Drive to the beef cattle on a 39 John Deere A

I took a nice little stroll to the beef cows that are currently on the dry farm on the 1939 John Deere Model A.  I’ve been working on the tractor most of the winter, so I thought it would be a good opportunity to warm the motor up a bit and let it stretch its legs.  It was so pretty that I decided to film it.  Since I’m just holding my camera, it’s a little bumpy.  The video shows the beautiful west hills in Freedom, Wyoming (which is actually in Idaho) on the Robert Weber farm.

 

 

1949 John Deere BW Muffler Replacement Video Preview

John Deere BW Muffler Replacement Preview–incomplete. This is a section of a video I’m putting together of a muffler replacement on a 1949 John Deere Model B. It’s the first time I’ve had this hood off, so I ran into a few snags.
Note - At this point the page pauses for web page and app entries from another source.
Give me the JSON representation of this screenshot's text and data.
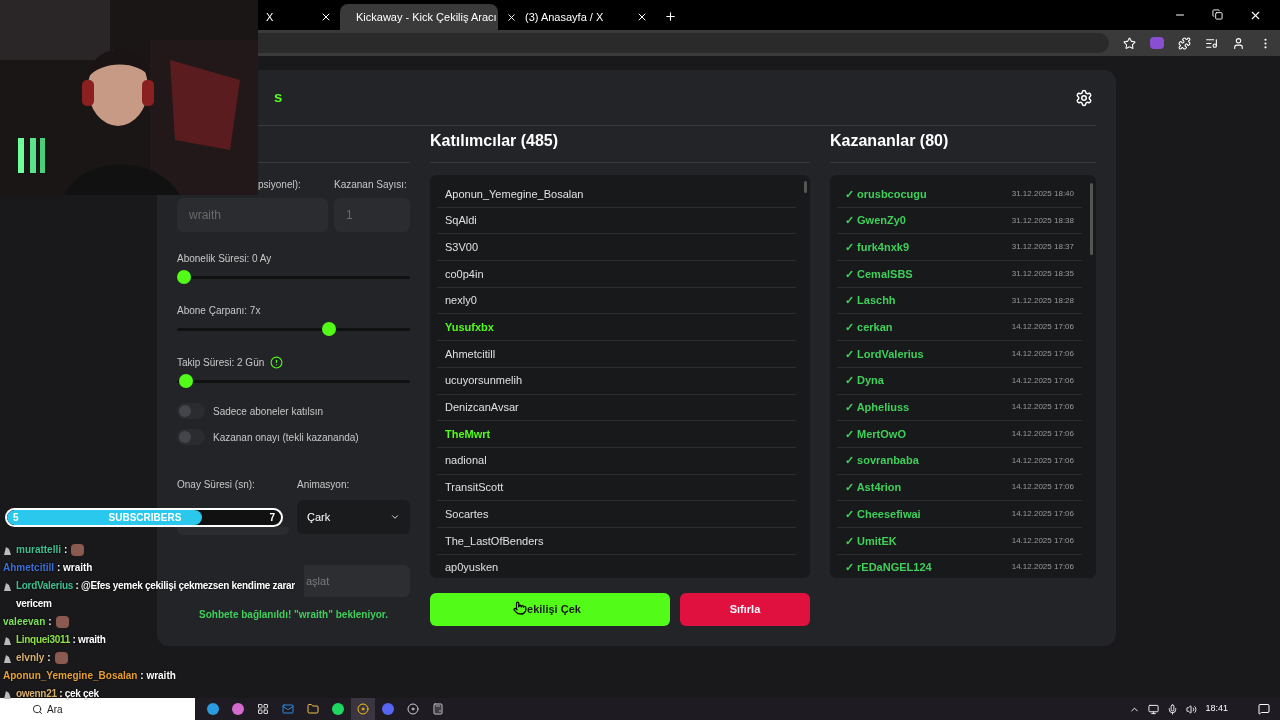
{
  "browser": {
    "tabs": [
      {
        "title": "X",
        "selected": false
      },
      {
        "title": "Kickaway - Kick Çekiliş Aracı",
        "selected": true
      },
      {
        "title": "(3) Anasayfa / X",
        "selected": false
      }
    ]
  },
  "app": {
    "title": "s",
    "settings": {
      "username_label": "psiyonel):",
      "username_placeholder": "wraith",
      "count_label": "Kazanan Sayısı:",
      "count_placeholder": "1",
      "sliders": [
        {
          "label": "Abonelik Süresi: 0 Ay",
          "level": 0,
          "info": false
        },
        {
          "label": "Abone Çarpanı: 7x",
          "level": 0.66,
          "info": false
        },
        {
          "label": "Takip Süresi: 2 Gün",
          "level": 0.01,
          "info": true
        }
      ],
      "toggles": [
        {
          "label": "Sadece aboneler katılsın",
          "on": false
        },
        {
          "label": "Kazanan onayı (tekli kazananda)",
          "on": false
        }
      ],
      "confirm_label": "Onay Süresi (sn):",
      "animation_label": "Animasyon:",
      "animation_value": "Çark",
      "start_button": "aşlat",
      "status": "Sohbete bağlanıldı! \"wraith\" bekleniyor."
    },
    "participants": {
      "title": "Katılımcılar (485)",
      "items": [
        {
          "name": "Aponun_Yemegine_Bosalan",
          "highlighted": false
        },
        {
          "name": "SqAldi",
          "highlighted": false
        },
        {
          "name": "S3V00",
          "highlighted": false
        },
        {
          "name": "co0p4in",
          "highlighted": false
        },
        {
          "name": "nexly0",
          "highlighted": false
        },
        {
          "name": "Yusufxbx",
          "highlighted": true
        },
        {
          "name": "Ahmetcitill",
          "highlighted": false
        },
        {
          "name": "ucuyorsunmelih",
          "highlighted": false
        },
        {
          "name": "DenizcanAvsar",
          "highlighted": false
        },
        {
          "name": "TheMwrt",
          "highlighted": true
        },
        {
          "name": "nadional",
          "highlighted": false
        },
        {
          "name": "TransitScott",
          "highlighted": false
        },
        {
          "name": "Socartes",
          "highlighted": false
        },
        {
          "name": "The_LastOfBenders",
          "highlighted": false
        },
        {
          "name": "ap0yusken",
          "highlighted": false
        }
      ]
    },
    "winners": {
      "title": "Kazananlar (80)",
      "items": [
        {
          "mark": "✓",
          "name": "orusbcocugu",
          "time": "31.12.2025 18:40"
        },
        {
          "mark": "✓",
          "name": "GwenZy0",
          "time": "31.12.2025 18:38"
        },
        {
          "mark": "✓",
          "name": "furk4nxk9",
          "time": "31.12.2025 18:37"
        },
        {
          "mark": "✓",
          "name": "CemalSBS",
          "time": "31.12.2025 18:35"
        },
        {
          "mark": "✓",
          "name": "Laschh",
          "time": "31.12.2025 18:28"
        },
        {
          "mark": "✓",
          "name": "cerkan",
          "time": "14.12.2025 17:06"
        },
        {
          "mark": "✓",
          "name": "LordValerius",
          "time": "14.12.2025 17:06"
        },
        {
          "mark": "✓",
          "name": "Dyna",
          "time": "14.12.2025 17:06"
        },
        {
          "mark": "✓",
          "name": "Apheliuss",
          "time": "14.12.2025 17:06"
        },
        {
          "mark": "✓",
          "name": "MertOwO",
          "time": "14.12.2025 17:06"
        },
        {
          "mark": "✓",
          "name": "sovranbaba",
          "time": "14.12.2025 17:06"
        },
        {
          "mark": "✓",
          "name": "Ast4rion",
          "time": "14.12.2025 17:06"
        },
        {
          "mark": "✓",
          "name": "Cheesefiwai",
          "time": "14.12.2025 17:06"
        },
        {
          "mark": "✓",
          "name": "UmitEK",
          "time": "14.12.2025 17:06"
        },
        {
          "mark": "✓",
          "name": "rEDaNGEL124",
          "time": "14.12.2025 17:06"
        }
      ]
    },
    "draw_button": "ekilişi Çek",
    "reset_button": "Sıfırla"
  },
  "overlay": {
    "subscribers": {
      "current": "5",
      "label": "SUBSCRIBERS",
      "goal": "7",
      "level": 0.71
    },
    "chat": [
      {
        "badge": true,
        "user": "murattelli",
        "sep": ":",
        "color": "#3fbf8f",
        "kind": "emote"
      },
      {
        "badge": false,
        "user": "Ahmetcitill",
        "sep": ":",
        "color": "#3a6fd8",
        "kind": "text",
        "text": "wraith"
      },
      {
        "badge": true,
        "user": "LordValerius",
        "sep": ":",
        "color": "#3fbf8f",
        "kind": "text",
        "text": "@Efes yemek çekilişi çekmezsen kendime zarar vericem"
      },
      {
        "badge": false,
        "user": "valeevan",
        "sep": ":",
        "color": "#7ee05a",
        "kind": "emote"
      },
      {
        "badge": true,
        "user": "Linquei3011",
        "sep": ":",
        "color": "#8fe04a",
        "kind": "text",
        "text": "wraith"
      },
      {
        "badge": true,
        "user": "elvnly",
        "sep": ":",
        "color": "#d8b070",
        "kind": "emote"
      },
      {
        "badge": false,
        "user": "Aponun_Yemegine_Bosalan",
        "sep": ":",
        "color": "#e8a030",
        "kind": "text",
        "text": "wraith"
      },
      {
        "badge": true,
        "user": "owenn21",
        "sep": ":",
        "color": "#d8b070",
        "kind": "text",
        "text": "çek çek"
      }
    ]
  },
  "taskbar": {
    "search_placeholder": "Ara",
    "time": "18:41"
  }
}
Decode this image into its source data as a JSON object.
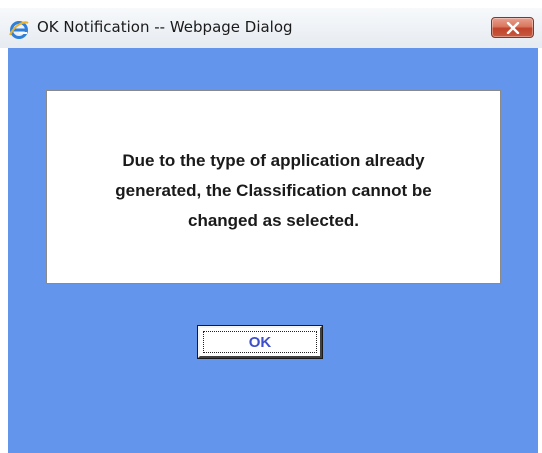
{
  "window": {
    "title": "OK Notification -- Webpage Dialog",
    "title_icon": "internet-explorer-icon",
    "close_icon": "close-icon"
  },
  "dialog": {
    "message_lines": [
      "Due to the type of application already",
      "generated, the Classification cannot be",
      "changed as selected."
    ],
    "ok_label": "OK"
  },
  "colors": {
    "background": "#6495ed",
    "close_button": "#c85a3f",
    "ok_text": "#3d4fc9"
  }
}
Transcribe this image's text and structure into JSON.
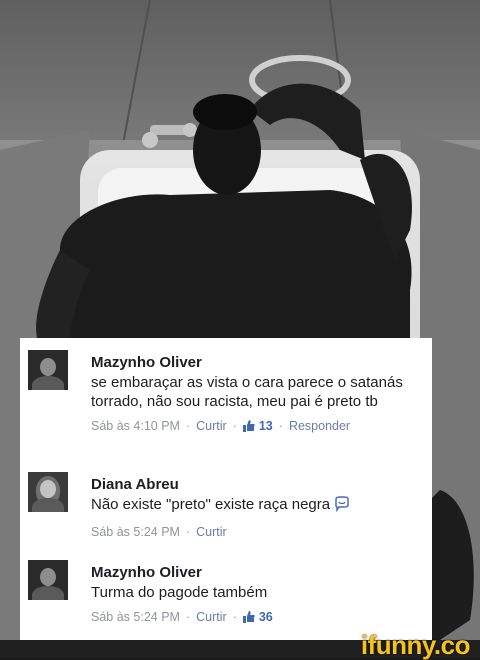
{
  "comments": [
    {
      "author": "Mazynho Oliver",
      "text": "se embaraçar as vista o cara parece o satanás torrado, não sou racista, meu pai é preto tb",
      "time": "Sáb às 4:10 PM",
      "like_label": "Curtir",
      "likes": "13",
      "reply_label": "Responder"
    },
    {
      "author": "Diana Abreu",
      "text": "Não existe \"preto\" existe raça negra",
      "time": "Sáb às 5:24 PM",
      "like_label": "Curtir"
    },
    {
      "author": "Mazynho Oliver",
      "text": "Turma do pagode também",
      "time": "Sáb às 5:24 PM",
      "like_label": "Curtir",
      "likes": "36"
    }
  ],
  "watermark": "ifunny.co",
  "colors": {
    "link": "#6b7da3",
    "like": "#4267b2",
    "watermark": "#f6c21c"
  },
  "icons": [
    "thumbs-up-icon",
    "smiley-icon"
  ]
}
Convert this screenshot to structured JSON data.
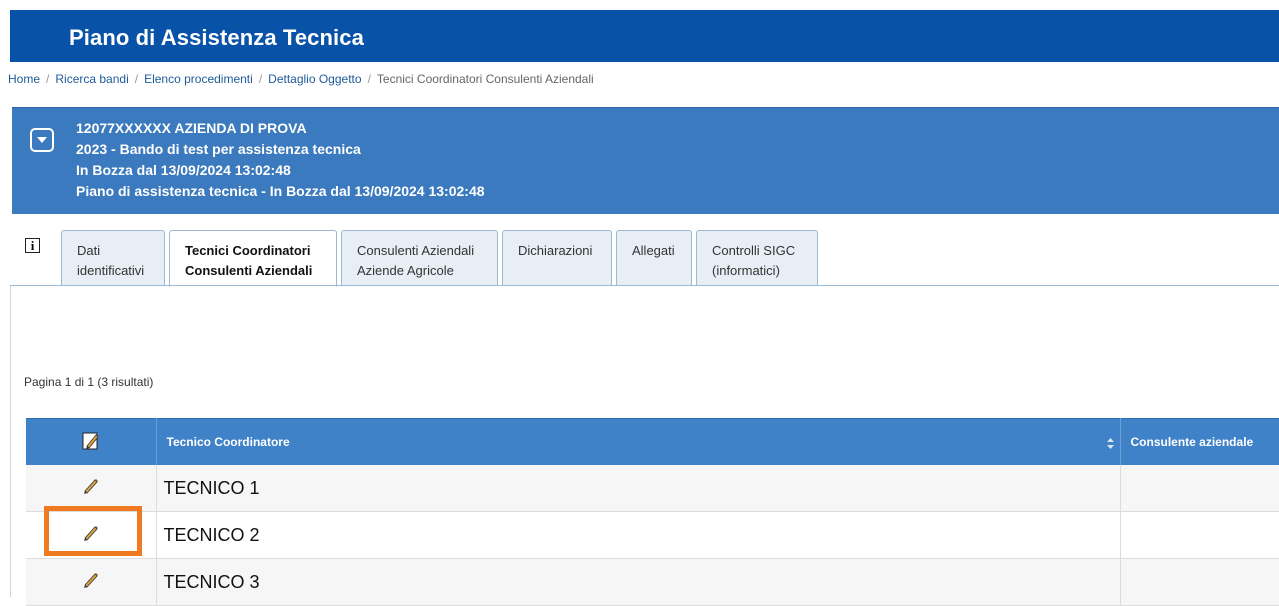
{
  "header": {
    "title": "Piano di Assistenza Tecnica",
    "bg_color": "#0853a7"
  },
  "breadcrumb": {
    "items": [
      "Home",
      "Ricerca bandi",
      "Elenco procedimenti",
      "Dettaglio Oggetto"
    ],
    "current": "Tecnici Coordinatori Consulenti Aziendali"
  },
  "info_box": {
    "bg_color": "#3b7abe",
    "toggle_icon": "chevron-down-icon",
    "lines": [
      "12077XXXXXX AZIENDA DI PROVA",
      "2023 - Bando di test per assistenza tecnica",
      "In Bozza dal 13/09/2024 13:02:48",
      "Piano di assistenza tecnica - In Bozza dal 13/09/2024 13:02:48"
    ]
  },
  "info_icon": {
    "symbol": "i",
    "name": "info-icon"
  },
  "tabs": [
    {
      "line1": "Dati",
      "line2": "identificativi"
    },
    {
      "line1": "Tecnici Coordinatori",
      "line2": "Consulenti Aziendali",
      "active": true
    },
    {
      "line1": "Consulenti Aziendali",
      "line2": "Aziende Agricole"
    },
    {
      "line1": "Dichiarazioni",
      "line2": ""
    },
    {
      "line1": "Allegati",
      "line2": ""
    },
    {
      "line1": "Controlli SIGC",
      "line2": "(informatici)"
    }
  ],
  "pagination": {
    "text": "Pagina 1 di 1 (3 risultati)"
  },
  "table": {
    "header_icon": "edit-pencil-icon",
    "columns": [
      "Tecnico Coordinatore",
      "Consulente aziendale"
    ],
    "rows": [
      {
        "tecnico": "TECNICO 1",
        "consulente": ""
      },
      {
        "tecnico": "TECNICO 2",
        "consulente": ""
      },
      {
        "tecnico": "TECNICO 3",
        "consulente": ""
      }
    ],
    "header_color": "#3f82c8"
  },
  "highlight": {
    "row": "TECNICO 2",
    "color": "#f07a22"
  }
}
I’ll have to finish it another day. When I do, I’ll make up a better video with commentary of how to get the hood off to replace a muffler. Unfortunately Deere made something that should be very simple far too complicated. Keep a close eye out for my pup–he makes a few quick appearances.

 

Photo Journal Jan 2012

This year I’ve decided to once again do a photo journal.  However, unlike previous attempts, I am only going to take one photo a day, and upload the entire month as a single post, instead of a post every day.  These photos are just that–a journal.  They are not meant to be glamourous or overly beautiful.  They are meant to show aspects of my day.  Every day.

 

Burning of the Old House

It’s hard to believe that we are coming up on one year since we burned down the “Old House”.  This house was on our farm from about 1914 to March 16th, 2011.  The home was built by my grat-grandfather Lawrence Weber and his siblings for their mother, my great-great grandmother Verena Weber, whom was born in Switzerland and came and settled as an LDS immigrant.  She lived in the house for only 2-3 years before she died (according to the information I have received).  I suppose it was about that time that Lawrence Weber took over what is currently the Weber Farm, where he ended up raising his family and living until his death in January of 1949.  My grandfather, Rex, lived in this house until marrying my grandmother and building their own home, which was built next to this house.

This house was a very beautiful building in its time.  It had some lavishing woodwork on the outer trim and other parts of the exterior.  I’d even go as far as to say that it was one of the most beautiful homes in the valley at the time it was built.  Unfortunately though, it fell into disrepair as it became a storage place for old car junk and other items.  After this started happening it became clear that no one was ever going to fix it up, and in the past few years it had started to become a dangerous place to be around.

After the house finished burning down, it left some interesting traces of how it was constructed.  It was built on a rock foundation, which was capped in the early 40s.  It also had two brick chimneys and one cinderblock chimney, which I believe was added later when they made the edition to the kitchen.  We have since collected all of the bricks and rocks.

Although this video and photos probably doesn’t seem very interesting to random people, to those that have a connection to it (especially us that still live on the farm), watching it burn was a very emotional time and experience.  If the video seems a little overly dramatic for you, I apologize.  I tried to capture it how it felt to us.

 

 

Model A First Drive

I spent a little more time on the A, and decided to take her for a test drive.  She did okay, but still needs some work.  I don’t know if it is the timings or carb but the RPMs just wouldn’t go up, making it have no power.  Eventually I’ll get there…